However, the best way is to plant lots of native shrubs and don't be too neat with your gardening. Add a few rocks and a log or two, plus a few scattered shallow water dishes (containing rocks so any insect/reptile/etc has a chance of climbing out should they fall in). Simple.

Have fun
Jack

MissAnthropy said...

I recall a case of a young woman who wished to marry a handsome prince, so she tried spending the night with a large frog. In the morning she was observed in a very dishevelled state screaming hysterically, "He lied! He lied! He lied!

Teeeheeehee :D Reading your passionate pladoyers in defense of the Froggies, I think I may well finish up, trying to kiss a prince to reverse his metamorphosis ;-)



However, the best way is to plant lots of native shrubs and don't be too neat with your gardening....

No problems there, my middlename is "messy".


Add a few rocks and a log or two, plus a few scattered shallow water dishes (containing rocks so any insect/reptile/etc has a chance of climbing out should they fall in). Simple.

How big should the dishes be? And although I have a couple of bird baths the water of which I change regularily , I feel, that if I leave still water around, it's a fertile breeding ground for mosquitos (of whom there are many here)...will the froggies eat them all?

thanks again for your lovely work.
Back later next week.

Esperance Blog said...

>>How big should the dishes be? And although I have a couple of bird baths the water of which I change regularly , I feel, that if I leave still water around, it's a fertile breeding ground for mosquitos (of whom there are many here)...will the froggies eat them all?<<

Initially to find out what frogs you have, just bury to the top small plastic dishes like a shallow dog bowl. You can flush out the small amount of water with a watering can.

If they want to breed then the plastic lid of a rubbish bin is quite suitable and also can be flushed. So the water is changed either each day or 2-3 times a week. However make sure small critters can get out easily otherwise you will have a number of drowning on your hands.

Jack

mandaA said...

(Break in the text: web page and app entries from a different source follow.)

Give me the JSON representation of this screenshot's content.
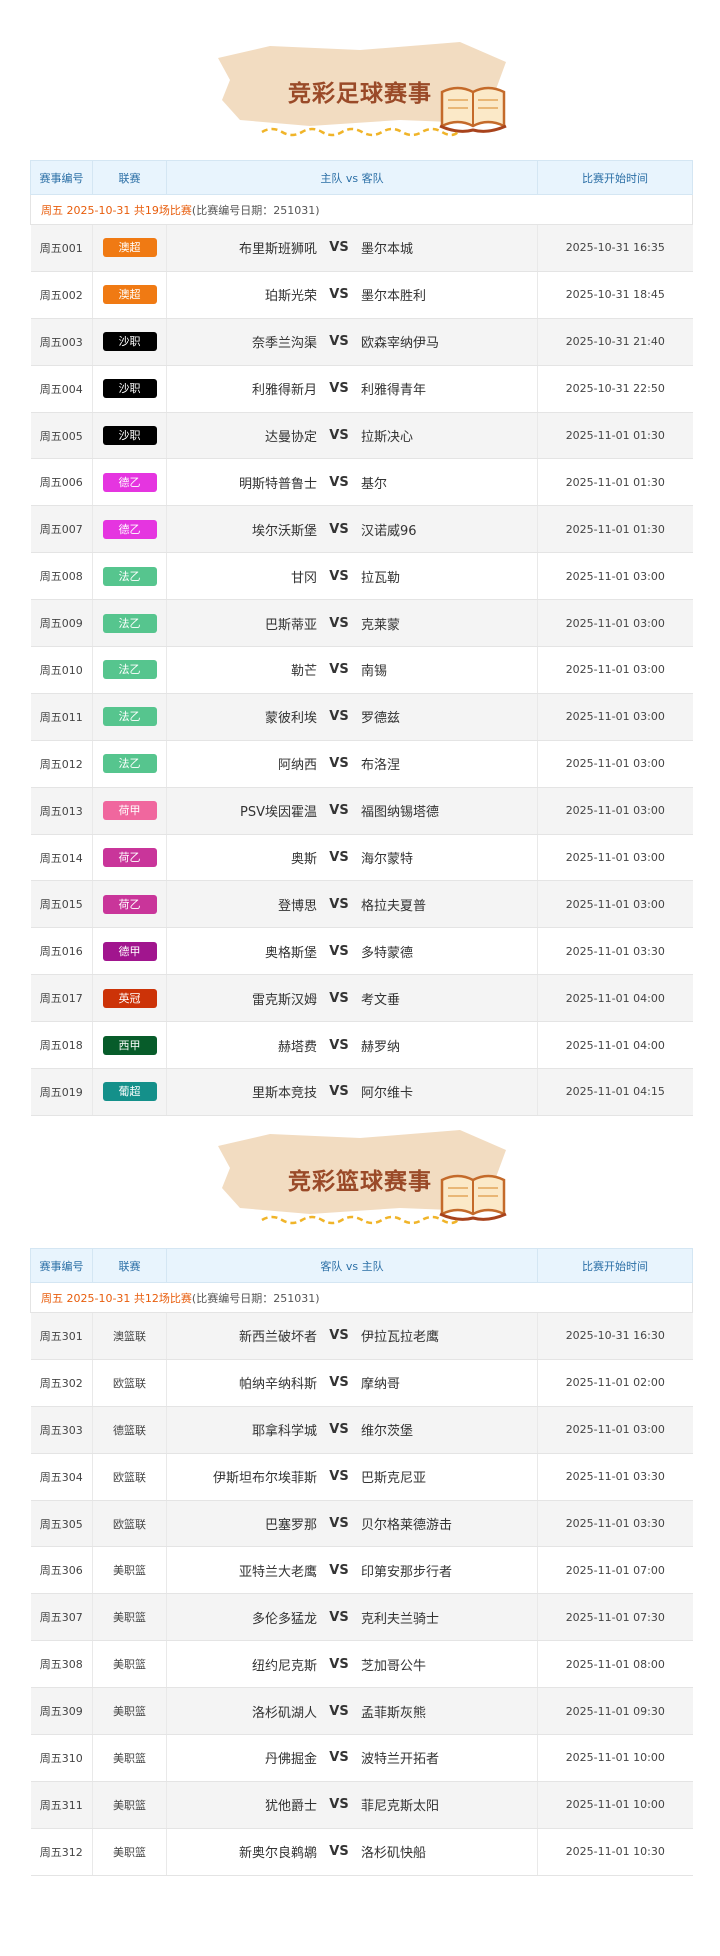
{
  "football": {
    "title": "竞彩足球赛事",
    "headers": [
      "赛事编号",
      "联赛",
      "主队 vs 客队",
      "比赛开始时间"
    ],
    "info_date": "周五 2025-10-31 共19场比赛",
    "info_code": "(比赛编号日期：251031)",
    "vs": "VS",
    "rows": [
      {
        "num": "周五001",
        "league": "澳超",
        "color": "#f07a13",
        "home": "布里斯班狮吼",
        "away": "墨尔本城",
        "time": "2025-10-31 16:35"
      },
      {
        "num": "周五002",
        "league": "澳超",
        "color": "#f07a13",
        "home": "珀斯光荣",
        "away": "墨尔本胜利",
        "time": "2025-10-31 18:45"
      },
      {
        "num": "周五003",
        "league": "沙职",
        "color": "#000000",
        "home": "奈季兰沟渠",
        "away": "欧森宰纳伊马",
        "time": "2025-10-31 21:40"
      },
      {
        "num": "周五004",
        "league": "沙职",
        "color": "#000000",
        "home": "利雅得新月",
        "away": "利雅得青年",
        "time": "2025-10-31 22:50"
      },
      {
        "num": "周五005",
        "league": "沙职",
        "color": "#000000",
        "home": "达曼协定",
        "away": "拉斯决心",
        "time": "2025-11-01 01:30"
      },
      {
        "num": "周五006",
        "league": "德乙",
        "color": "#e535e0",
        "home": "明斯特普鲁士",
        "away": "基尔",
        "time": "2025-11-01 01:30"
      },
      {
        "num": "周五007",
        "league": "德乙",
        "color": "#e535e0",
        "home": "埃尔沃斯堡",
        "away": "汉诺威96",
        "time": "2025-11-01 01:30"
      },
      {
        "num": "周五008",
        "league": "法乙",
        "color": "#56c58e",
        "home": "甘冈",
        "away": "拉瓦勒",
        "time": "2025-11-01 03:00"
      },
      {
        "num": "周五009",
        "league": "法乙",
        "color": "#56c58e",
        "home": "巴斯蒂亚",
        "away": "克莱蒙",
        "time": "2025-11-01 03:00"
      },
      {
        "num": "周五010",
        "league": "法乙",
        "color": "#56c58e",
        "home": "勒芒",
        "away": "南锡",
        "time": "2025-11-01 03:00"
      },
      {
        "num": "周五011",
        "league": "法乙",
        "color": "#56c58e",
        "home": "蒙彼利埃",
        "away": "罗德兹",
        "time": "2025-11-01 03:00"
      },
      {
        "num": "周五012",
        "league": "法乙",
        "color": "#56c58e",
        "home": "阿纳西",
        "away": "布洛涅",
        "time": "2025-11-01 03:00"
      },
      {
        "num": "周五013",
        "league": "荷甲",
        "color": "#f0679e",
        "home": "PSV埃因霍温",
        "away": "福图纳锡塔德",
        "time": "2025-11-01 03:00"
      },
      {
        "num": "周五014",
        "league": "荷乙",
        "color": "#c9359a",
        "home": "奥斯",
        "away": "海尔蒙特",
        "time": "2025-11-01 03:00"
      },
      {
        "num": "周五015",
        "league": "荷乙",
        "color": "#c9359a",
        "home": "登博思",
        "away": "格拉夫夏普",
        "time": "2025-11-01 03:00"
      },
      {
        "num": "周五016",
        "league": "德甲",
        "color": "#a1158e",
        "home": "奥格斯堡",
        "away": "多特蒙德",
        "time": "2025-11-01 03:30"
      },
      {
        "num": "周五017",
        "league": "英冠",
        "color": "#cc3308",
        "home": "雷克斯汉姆",
        "away": "考文垂",
        "time": "2025-11-01 04:00"
      },
      {
        "num": "周五018",
        "league": "西甲",
        "color": "#075c2a",
        "home": "赫塔费",
        "away": "赫罗纳",
        "time": "2025-11-01 04:00"
      },
      {
        "num": "周五019",
        "league": "葡超",
        "color": "#14908a",
        "home": "里斯本竞技",
        "away": "阿尔维卡",
        "time": "2025-11-01 04:15"
      }
    ]
  },
  "basketball": {
    "title": "竞彩篮球赛事",
    "headers": [
      "赛事编号",
      "联赛",
      "客队 vs 主队",
      "比赛开始时间"
    ],
    "info_date": "周五 2025-10-31 共12场比赛",
    "info_code": "(比赛编号日期：251031)",
    "vs": "VS",
    "rows": [
      {
        "num": "周五301",
        "league": "澳篮联",
        "home": "新西兰破坏者",
        "away": "伊拉瓦拉老鹰",
        "time": "2025-10-31 16:30"
      },
      {
        "num": "周五302",
        "league": "欧篮联",
        "home": "帕纳辛纳科斯",
        "away": "摩纳哥",
        "time": "2025-11-01 02:00"
      },
      {
        "num": "周五303",
        "league": "德篮联",
        "home": "耶拿科学城",
        "away": "维尔茨堡",
        "time": "2025-11-01 03:00"
      },
      {
        "num": "周五304",
        "league": "欧篮联",
        "home": "伊斯坦布尔埃菲斯",
        "away": "巴斯克尼亚",
        "time": "2025-11-01 03:30"
      },
      {
        "num": "周五305",
        "league": "欧篮联",
        "home": "巴塞罗那",
        "away": "贝尔格莱德游击",
        "time": "2025-11-01 03:30"
      },
      {
        "num": "周五306",
        "league": "美职篮",
        "home": "亚特兰大老鹰",
        "away": "印第安那步行者",
        "time": "2025-11-01 07:00"
      },
      {
        "num": "周五307",
        "league": "美职篮",
        "home": "多伦多猛龙",
        "away": "克利夫兰骑士",
        "time": "2025-11-01 07:30"
      },
      {
        "num": "周五308",
        "league": "美职篮",
        "home": "纽约尼克斯",
        "away": "芝加哥公牛",
        "time": "2025-11-01 08:00"
      },
      {
        "num": "周五309",
        "league": "美职篮",
        "home": "洛杉矶湖人",
        "away": "孟菲斯灰熊",
        "time": "2025-11-01 09:30"
      },
      {
        "num": "周五310",
        "league": "美职篮",
        "home": "丹佛掘金",
        "away": "波特兰开拓者",
        "time": "2025-11-01 10:00"
      },
      {
        "num": "周五311",
        "league": "美职篮",
        "home": "犹他爵士",
        "away": "菲尼克斯太阳",
        "time": "2025-11-01 10:00"
      },
      {
        "num": "周五312",
        "league": "美职篮",
        "home": "新奥尔良鹈鹕",
        "away": "洛杉矶快船",
        "time": "2025-11-01 10:30"
      }
    ]
  }
}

Hi I stumbled upon your page and was hoping you could help me and my children. We found this frog in our back yard and was hoping you could identify it for us?

http://s883.photobucket.com/albums/ac32/acousins2204/?action=view&current=iphone009.jpg

Hopefully the image works.